EXERCISE BRIEF: Search the entries for the word "shop" and report each line that has it.

WORKING DATA:
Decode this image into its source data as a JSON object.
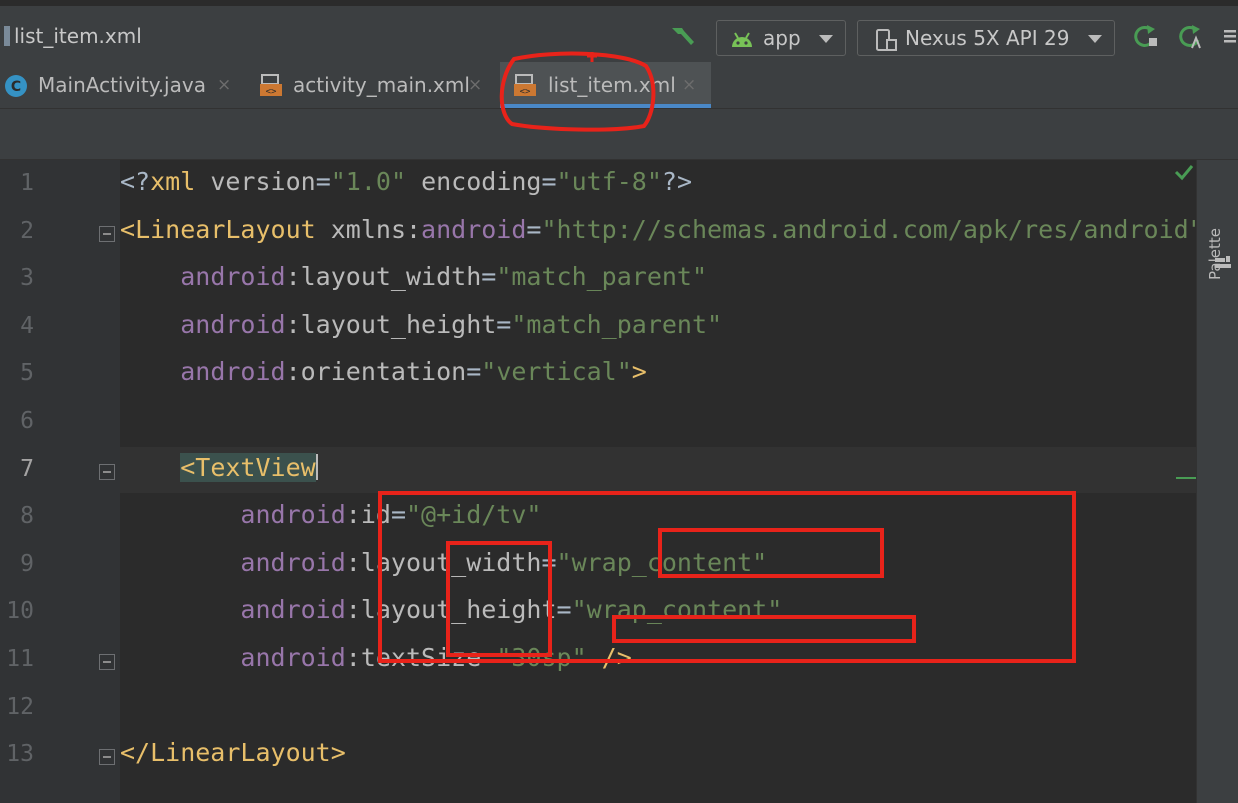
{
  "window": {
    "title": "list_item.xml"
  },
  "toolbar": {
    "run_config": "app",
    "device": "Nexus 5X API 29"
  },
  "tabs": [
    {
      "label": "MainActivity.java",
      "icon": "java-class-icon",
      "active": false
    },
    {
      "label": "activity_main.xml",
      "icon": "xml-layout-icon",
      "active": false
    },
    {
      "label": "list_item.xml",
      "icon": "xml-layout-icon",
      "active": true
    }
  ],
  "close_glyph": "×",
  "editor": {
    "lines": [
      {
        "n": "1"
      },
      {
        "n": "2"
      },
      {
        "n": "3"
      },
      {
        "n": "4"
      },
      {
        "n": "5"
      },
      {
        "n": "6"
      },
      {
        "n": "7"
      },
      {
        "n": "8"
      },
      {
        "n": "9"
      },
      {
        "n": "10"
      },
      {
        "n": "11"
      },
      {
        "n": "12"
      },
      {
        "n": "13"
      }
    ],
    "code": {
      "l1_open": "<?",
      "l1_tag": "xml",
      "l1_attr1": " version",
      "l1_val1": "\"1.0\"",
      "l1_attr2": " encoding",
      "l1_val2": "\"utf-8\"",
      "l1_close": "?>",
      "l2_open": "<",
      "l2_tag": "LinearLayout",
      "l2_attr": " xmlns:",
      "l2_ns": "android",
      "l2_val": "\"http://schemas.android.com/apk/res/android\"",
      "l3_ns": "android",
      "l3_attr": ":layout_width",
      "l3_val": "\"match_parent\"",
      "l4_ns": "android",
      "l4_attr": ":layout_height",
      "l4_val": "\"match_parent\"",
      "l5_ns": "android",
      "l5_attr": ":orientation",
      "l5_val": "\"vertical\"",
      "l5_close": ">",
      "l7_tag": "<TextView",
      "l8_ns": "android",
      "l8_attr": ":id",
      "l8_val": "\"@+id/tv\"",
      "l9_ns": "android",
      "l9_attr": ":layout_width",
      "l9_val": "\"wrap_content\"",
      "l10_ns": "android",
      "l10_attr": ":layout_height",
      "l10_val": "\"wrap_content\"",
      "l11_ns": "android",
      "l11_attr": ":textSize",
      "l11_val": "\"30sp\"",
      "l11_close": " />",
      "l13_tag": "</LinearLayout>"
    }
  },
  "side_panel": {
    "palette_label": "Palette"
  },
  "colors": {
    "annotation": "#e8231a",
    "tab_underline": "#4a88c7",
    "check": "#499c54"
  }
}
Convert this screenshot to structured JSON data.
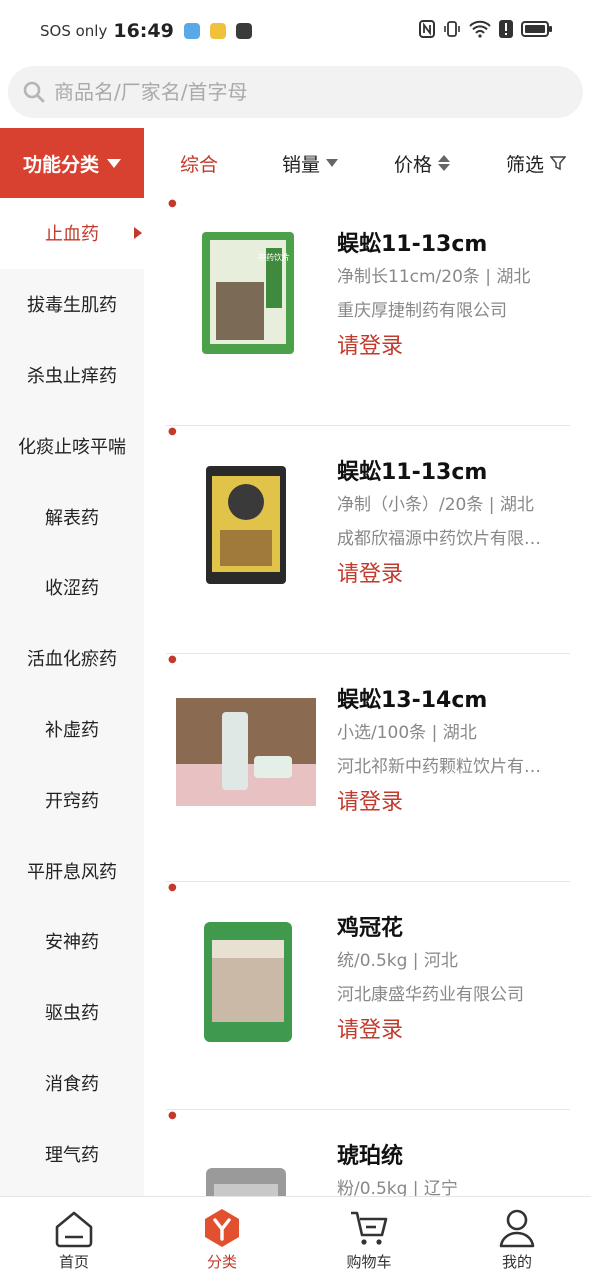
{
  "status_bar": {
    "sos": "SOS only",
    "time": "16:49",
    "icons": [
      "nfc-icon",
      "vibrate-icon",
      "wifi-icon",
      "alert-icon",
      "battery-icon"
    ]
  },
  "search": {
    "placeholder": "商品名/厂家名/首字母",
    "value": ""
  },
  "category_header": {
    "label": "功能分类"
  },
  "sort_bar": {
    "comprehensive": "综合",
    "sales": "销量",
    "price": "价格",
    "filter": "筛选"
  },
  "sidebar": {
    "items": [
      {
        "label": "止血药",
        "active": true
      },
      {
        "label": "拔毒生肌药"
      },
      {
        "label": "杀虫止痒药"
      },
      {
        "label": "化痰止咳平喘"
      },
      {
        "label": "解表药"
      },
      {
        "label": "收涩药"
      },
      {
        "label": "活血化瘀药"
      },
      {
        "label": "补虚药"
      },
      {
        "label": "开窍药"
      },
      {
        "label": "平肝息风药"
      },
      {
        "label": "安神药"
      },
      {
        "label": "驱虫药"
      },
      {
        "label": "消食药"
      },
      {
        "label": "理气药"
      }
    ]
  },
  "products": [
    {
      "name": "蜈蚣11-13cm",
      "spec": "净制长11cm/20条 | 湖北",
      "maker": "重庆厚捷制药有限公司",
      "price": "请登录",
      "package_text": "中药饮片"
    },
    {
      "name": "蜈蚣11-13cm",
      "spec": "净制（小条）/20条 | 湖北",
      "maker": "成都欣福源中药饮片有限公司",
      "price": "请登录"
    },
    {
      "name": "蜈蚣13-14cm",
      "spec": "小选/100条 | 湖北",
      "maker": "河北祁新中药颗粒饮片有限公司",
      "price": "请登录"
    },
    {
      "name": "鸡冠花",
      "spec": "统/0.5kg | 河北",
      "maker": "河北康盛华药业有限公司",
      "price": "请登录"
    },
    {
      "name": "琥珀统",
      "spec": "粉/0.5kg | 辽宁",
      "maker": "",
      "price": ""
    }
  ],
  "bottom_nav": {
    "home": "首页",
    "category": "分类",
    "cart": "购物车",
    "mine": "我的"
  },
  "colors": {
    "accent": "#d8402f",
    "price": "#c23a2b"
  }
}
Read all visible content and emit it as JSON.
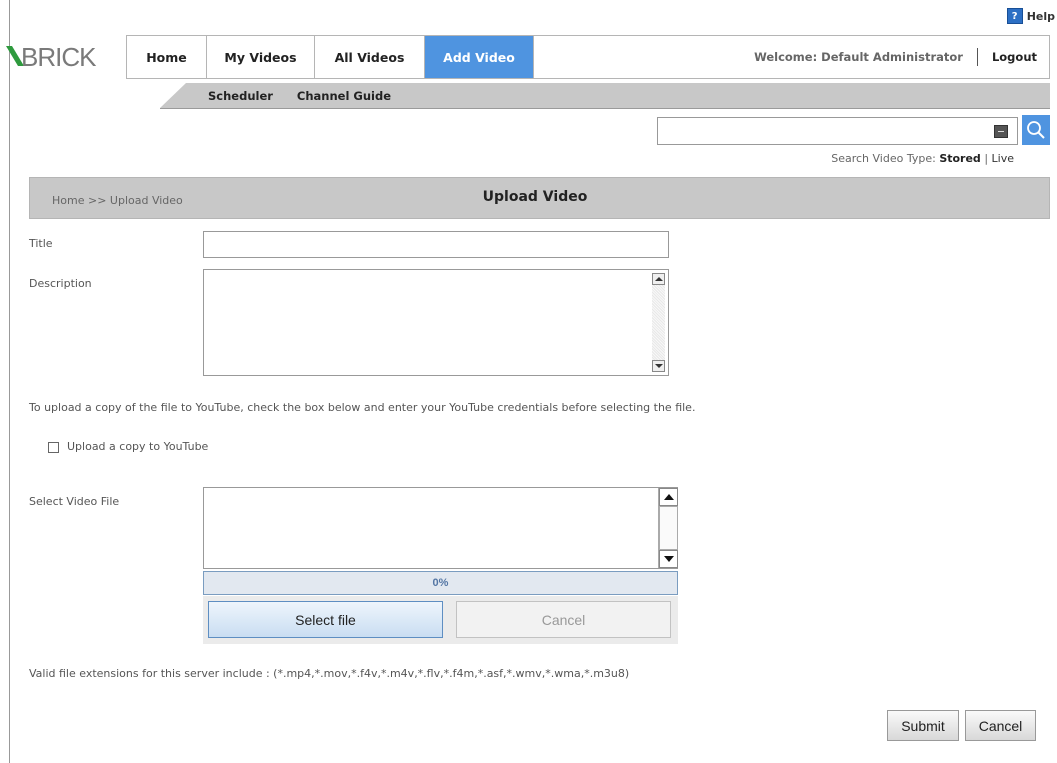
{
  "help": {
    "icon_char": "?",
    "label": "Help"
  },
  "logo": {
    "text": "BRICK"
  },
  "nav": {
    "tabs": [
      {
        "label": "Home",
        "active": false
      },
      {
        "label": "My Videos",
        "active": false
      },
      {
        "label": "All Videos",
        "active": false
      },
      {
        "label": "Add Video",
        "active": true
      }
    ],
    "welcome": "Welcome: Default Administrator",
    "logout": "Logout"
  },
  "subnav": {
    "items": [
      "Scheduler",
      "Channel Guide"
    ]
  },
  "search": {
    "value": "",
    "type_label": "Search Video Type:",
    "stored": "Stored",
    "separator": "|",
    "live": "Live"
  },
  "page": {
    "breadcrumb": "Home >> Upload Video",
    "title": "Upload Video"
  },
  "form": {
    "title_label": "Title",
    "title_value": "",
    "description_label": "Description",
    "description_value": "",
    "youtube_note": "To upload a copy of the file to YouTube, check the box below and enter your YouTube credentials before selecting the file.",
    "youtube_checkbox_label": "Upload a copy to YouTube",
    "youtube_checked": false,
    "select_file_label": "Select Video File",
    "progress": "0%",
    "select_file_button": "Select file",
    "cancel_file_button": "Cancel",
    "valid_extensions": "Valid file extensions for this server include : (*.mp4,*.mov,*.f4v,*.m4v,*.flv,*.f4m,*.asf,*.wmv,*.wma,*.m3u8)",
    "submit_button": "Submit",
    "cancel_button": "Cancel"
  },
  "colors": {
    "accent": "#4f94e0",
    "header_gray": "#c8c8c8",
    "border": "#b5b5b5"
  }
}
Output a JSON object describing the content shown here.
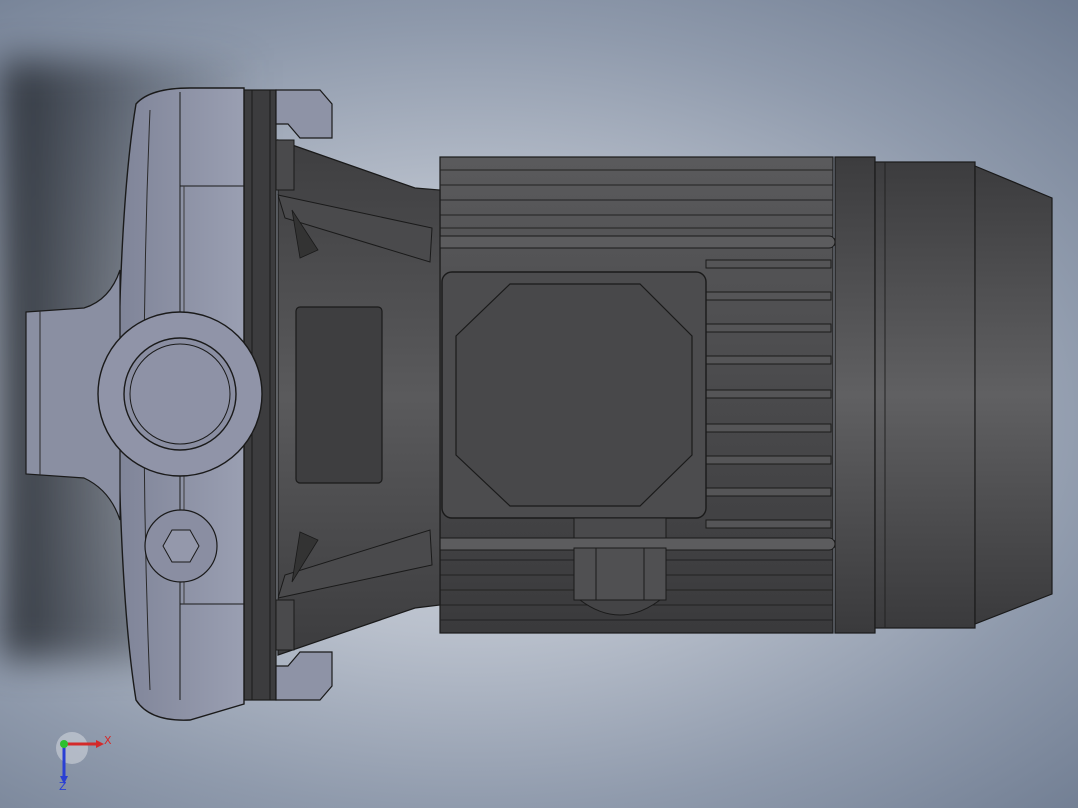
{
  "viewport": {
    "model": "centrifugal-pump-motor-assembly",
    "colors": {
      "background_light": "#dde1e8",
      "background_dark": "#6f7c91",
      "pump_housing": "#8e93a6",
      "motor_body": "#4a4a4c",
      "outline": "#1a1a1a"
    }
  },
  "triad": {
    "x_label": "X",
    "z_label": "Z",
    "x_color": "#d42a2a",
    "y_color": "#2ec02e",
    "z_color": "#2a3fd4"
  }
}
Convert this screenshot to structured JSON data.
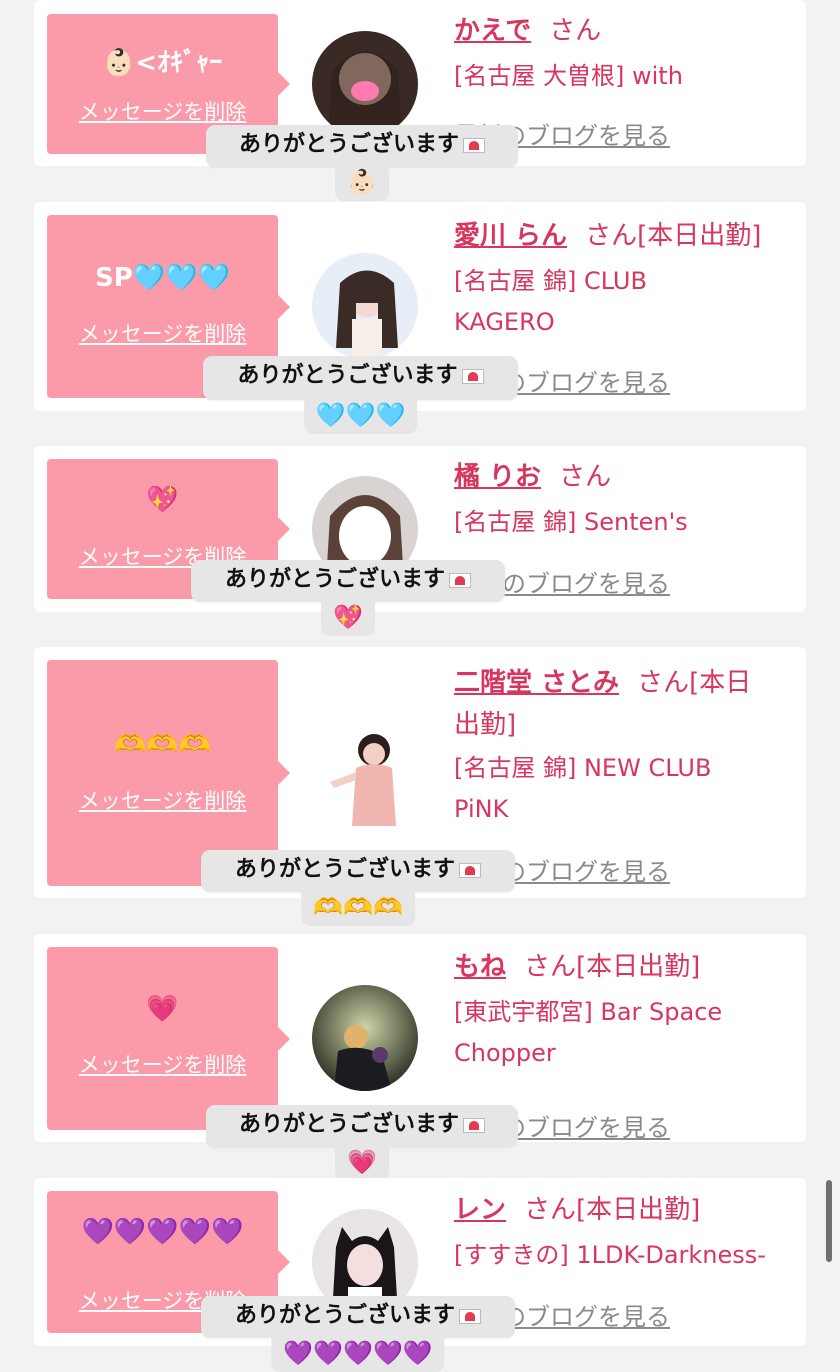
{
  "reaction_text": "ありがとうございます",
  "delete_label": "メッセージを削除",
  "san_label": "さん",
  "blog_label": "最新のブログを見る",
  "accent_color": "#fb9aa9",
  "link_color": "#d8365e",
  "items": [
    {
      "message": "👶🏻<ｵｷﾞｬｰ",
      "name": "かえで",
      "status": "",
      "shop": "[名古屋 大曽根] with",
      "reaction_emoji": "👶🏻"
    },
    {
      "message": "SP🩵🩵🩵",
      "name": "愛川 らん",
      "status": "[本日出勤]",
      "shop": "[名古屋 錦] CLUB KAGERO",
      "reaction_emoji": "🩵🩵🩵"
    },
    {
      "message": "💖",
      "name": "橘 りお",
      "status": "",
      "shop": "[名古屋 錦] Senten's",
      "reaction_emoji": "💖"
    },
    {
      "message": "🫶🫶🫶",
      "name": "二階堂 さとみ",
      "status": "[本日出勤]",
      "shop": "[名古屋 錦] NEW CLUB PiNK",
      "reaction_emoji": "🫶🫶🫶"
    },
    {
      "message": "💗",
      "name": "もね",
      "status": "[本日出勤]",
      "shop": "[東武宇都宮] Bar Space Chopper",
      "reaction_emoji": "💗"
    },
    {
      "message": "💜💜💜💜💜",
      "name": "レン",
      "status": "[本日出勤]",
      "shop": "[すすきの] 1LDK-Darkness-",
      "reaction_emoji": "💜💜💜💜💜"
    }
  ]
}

ANSWER TO THIS TASK:
      "shop": "[名古屋 大曽根] with",
      "shop": "[名古屋 錦] CLUB KAGERO",
      "shop": "[名古屋 錦] Senten's",
      "shop": "[名古屋 錦] NEW CLUB PiNK",
      "shop": "[東武宇都宮] Bar Space Chopper",
      "shop": "[すすきの] 1LDK-Darkness-",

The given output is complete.